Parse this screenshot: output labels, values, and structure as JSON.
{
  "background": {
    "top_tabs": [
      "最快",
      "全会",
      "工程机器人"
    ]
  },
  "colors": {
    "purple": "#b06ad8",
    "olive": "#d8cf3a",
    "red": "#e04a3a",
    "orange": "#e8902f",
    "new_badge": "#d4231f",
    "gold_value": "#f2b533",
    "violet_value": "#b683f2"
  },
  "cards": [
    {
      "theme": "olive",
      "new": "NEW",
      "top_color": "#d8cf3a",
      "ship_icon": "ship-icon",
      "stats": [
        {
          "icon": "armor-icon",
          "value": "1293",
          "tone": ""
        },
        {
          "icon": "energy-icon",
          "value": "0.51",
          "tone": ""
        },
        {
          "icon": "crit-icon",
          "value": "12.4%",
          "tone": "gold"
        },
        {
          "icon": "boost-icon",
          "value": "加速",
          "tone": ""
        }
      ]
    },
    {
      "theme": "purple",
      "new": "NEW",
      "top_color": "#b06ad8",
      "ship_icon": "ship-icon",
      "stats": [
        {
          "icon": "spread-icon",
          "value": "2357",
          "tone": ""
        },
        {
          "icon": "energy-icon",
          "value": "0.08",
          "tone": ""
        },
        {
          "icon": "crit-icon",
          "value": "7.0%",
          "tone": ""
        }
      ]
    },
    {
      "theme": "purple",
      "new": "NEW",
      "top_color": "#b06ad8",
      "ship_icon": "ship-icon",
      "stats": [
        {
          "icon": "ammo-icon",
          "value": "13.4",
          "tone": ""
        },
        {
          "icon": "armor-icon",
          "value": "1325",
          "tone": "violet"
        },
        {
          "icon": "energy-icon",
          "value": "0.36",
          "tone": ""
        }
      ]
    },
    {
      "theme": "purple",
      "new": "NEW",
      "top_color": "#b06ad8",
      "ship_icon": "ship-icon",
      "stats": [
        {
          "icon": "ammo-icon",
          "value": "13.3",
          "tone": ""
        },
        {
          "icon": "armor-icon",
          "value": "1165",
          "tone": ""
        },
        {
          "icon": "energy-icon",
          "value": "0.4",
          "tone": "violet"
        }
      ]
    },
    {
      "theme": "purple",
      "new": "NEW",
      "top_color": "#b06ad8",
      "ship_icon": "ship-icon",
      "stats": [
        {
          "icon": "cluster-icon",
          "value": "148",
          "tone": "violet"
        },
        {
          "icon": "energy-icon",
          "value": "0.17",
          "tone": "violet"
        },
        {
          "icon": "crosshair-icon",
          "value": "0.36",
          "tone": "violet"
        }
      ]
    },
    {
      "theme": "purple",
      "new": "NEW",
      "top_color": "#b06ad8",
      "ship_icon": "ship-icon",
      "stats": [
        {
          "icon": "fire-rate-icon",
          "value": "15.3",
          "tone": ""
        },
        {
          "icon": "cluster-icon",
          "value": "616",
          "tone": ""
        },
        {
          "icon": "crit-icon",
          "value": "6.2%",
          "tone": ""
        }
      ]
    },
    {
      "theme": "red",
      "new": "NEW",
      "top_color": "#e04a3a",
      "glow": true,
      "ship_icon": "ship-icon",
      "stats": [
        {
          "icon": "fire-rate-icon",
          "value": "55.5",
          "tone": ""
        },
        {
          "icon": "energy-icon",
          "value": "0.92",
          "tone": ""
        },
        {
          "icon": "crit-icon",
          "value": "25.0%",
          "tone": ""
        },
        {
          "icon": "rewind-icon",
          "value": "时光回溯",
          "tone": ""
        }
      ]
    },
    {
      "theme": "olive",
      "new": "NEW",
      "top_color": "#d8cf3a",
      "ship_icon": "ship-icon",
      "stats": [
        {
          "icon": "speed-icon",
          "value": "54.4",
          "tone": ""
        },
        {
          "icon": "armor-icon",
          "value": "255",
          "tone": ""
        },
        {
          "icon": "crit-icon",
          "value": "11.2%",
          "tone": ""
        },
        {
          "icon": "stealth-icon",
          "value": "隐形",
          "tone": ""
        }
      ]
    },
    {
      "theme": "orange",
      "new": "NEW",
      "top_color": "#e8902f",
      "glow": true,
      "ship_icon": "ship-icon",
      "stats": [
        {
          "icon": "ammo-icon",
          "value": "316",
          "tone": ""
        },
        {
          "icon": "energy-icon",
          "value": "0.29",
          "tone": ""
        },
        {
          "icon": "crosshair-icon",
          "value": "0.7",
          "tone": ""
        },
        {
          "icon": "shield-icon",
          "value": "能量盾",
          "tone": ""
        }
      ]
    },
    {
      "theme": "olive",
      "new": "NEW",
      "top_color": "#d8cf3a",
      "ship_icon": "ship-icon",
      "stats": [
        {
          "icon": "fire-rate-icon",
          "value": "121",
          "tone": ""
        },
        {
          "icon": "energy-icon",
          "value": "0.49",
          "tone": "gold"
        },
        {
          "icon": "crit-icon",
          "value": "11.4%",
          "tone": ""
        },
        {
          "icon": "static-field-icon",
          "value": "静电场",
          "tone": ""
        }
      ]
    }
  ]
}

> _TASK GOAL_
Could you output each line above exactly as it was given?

> _WRITTEN RESPONSE_
Parse this screenshot: output labels, values, and structure as JSON.
{
  "background": {
    "top_tabs": [
      "最快",
      "全会",
      "工程机器人"
    ]
  },
  "colors": {
    "purple": "#b06ad8",
    "olive": "#d8cf3a",
    "red": "#e04a3a",
    "orange": "#e8902f",
    "new_badge": "#d4231f",
    "gold_value": "#f2b533",
    "violet_value": "#b683f2"
  },
  "cards": [
    {
      "theme": "olive",
      "new": "NEW",
      "top_color": "#d8cf3a",
      "ship_icon": "ship-icon",
      "stats": [
        {
          "icon": "armor-icon",
          "value": "1293",
          "tone": ""
        },
        {
          "icon": "energy-icon",
          "value": "0.51",
          "tone": ""
        },
        {
          "icon": "crit-icon",
          "value": "12.4%",
          "tone": "gold"
        },
        {
          "icon": "boost-icon",
          "value": "加速",
          "tone": ""
        }
      ]
    },
    {
      "theme": "purple",
      "new": "NEW",
      "top_color": "#b06ad8",
      "ship_icon": "ship-icon",
      "stats": [
        {
          "icon": "spread-icon",
          "value": "2357",
          "tone": ""
        },
        {
          "icon": "energy-icon",
          "value": "0.08",
          "tone": ""
        },
        {
          "icon": "crit-icon",
          "value": "7.0%",
          "tone": ""
        }
      ]
    },
    {
      "theme": "purple",
      "new": "NEW",
      "top_color": "#b06ad8",
      "ship_icon": "ship-icon",
      "stats": [
        {
          "icon": "ammo-icon",
          "value": "13.4",
          "tone": ""
        },
        {
          "icon": "armor-icon",
          "value": "1325",
          "tone": "violet"
        },
        {
          "icon": "energy-icon",
          "value": "0.36",
          "tone": ""
        }
      ]
    },
    {
      "theme": "purple",
      "new": "NEW",
      "top_color": "#b06ad8",
      "ship_icon": "ship-icon",
      "stats": [
        {
          "icon": "ammo-icon",
          "value": "13.3",
          "tone": ""
        },
        {
          "icon": "armor-icon",
          "value": "1165",
          "tone": ""
        },
        {
          "icon": "energy-icon",
          "value": "0.4",
          "tone": "violet"
        }
      ]
    },
    {
      "theme": "purple",
      "new": "NEW",
      "top_color": "#b06ad8",
      "ship_icon": "ship-icon",
      "stats": [
        {
          "icon": "cluster-icon",
          "value": "148",
          "tone": "violet"
        },
        {
          "icon": "energy-icon",
          "value": "0.17",
          "tone": "violet"
        },
        {
          "icon": "crosshair-icon",
          "value": "0.36",
          "tone": "violet"
        }
      ]
    },
    {
      "theme": "purple",
      "new": "NEW",
      "top_color": "#b06ad8",
      "ship_icon": "ship-icon",
      "stats": [
        {
          "icon": "fire-rate-icon",
          "value": "15.3",
          "tone": ""
        },
        {
          "icon": "cluster-icon",
          "value": "616",
          "tone": ""
        },
        {
          "icon": "crit-icon",
          "value": "6.2%",
          "tone": ""
        }
      ]
    },
    {
      "theme": "red",
      "new": "NEW",
      "top_color": "#e04a3a",
      "glow": true,
      "ship_icon": "ship-icon",
      "stats": [
        {
          "icon": "fire-rate-icon",
          "value": "55.5",
          "tone": ""
        },
        {
          "icon": "energy-icon",
          "value": "0.92",
          "tone": ""
        },
        {
          "icon": "crit-icon",
          "value": "25.0%",
          "tone": ""
        },
        {
          "icon": "rewind-icon",
          "value": "时光回溯",
          "tone": ""
        }
      ]
    },
    {
      "theme": "olive",
      "new": "NEW",
      "top_color": "#d8cf3a",
      "ship_icon": "ship-icon",
      "stats": [
        {
          "icon": "speed-icon",
          "value": "54.4",
          "tone": ""
        },
        {
          "icon": "armor-icon",
          "value": "255",
          "tone": ""
        },
        {
          "icon": "crit-icon",
          "value": "11.2%",
          "tone": ""
        },
        {
          "icon": "stealth-icon",
          "value": "隐形",
          "tone": ""
        }
      ]
    },
    {
      "theme": "orange",
      "new": "NEW",
      "top_color": "#e8902f",
      "glow": true,
      "ship_icon": "ship-icon",
      "stats": [
        {
          "icon": "ammo-icon",
          "value": "316",
          "tone": ""
        },
        {
          "icon": "energy-icon",
          "value": "0.29",
          "tone": ""
        },
        {
          "icon": "crosshair-icon",
          "value": "0.7",
          "tone": ""
        },
        {
          "icon": "shield-icon",
          "value": "能量盾",
          "tone": ""
        }
      ]
    },
    {
      "theme": "olive",
      "new": "NEW",
      "top_color": "#d8cf3a",
      "ship_icon": "ship-icon",
      "stats": [
        {
          "icon": "fire-rate-icon",
          "value": "121",
          "tone": ""
        },
        {
          "icon": "energy-icon",
          "value": "0.49",
          "tone": "gold"
        },
        {
          "icon": "crit-icon",
          "value": "11.4%",
          "tone": ""
        },
        {
          "icon": "static-field-icon",
          "value": "静电场",
          "tone": ""
        }
      ]
    }
  ]
}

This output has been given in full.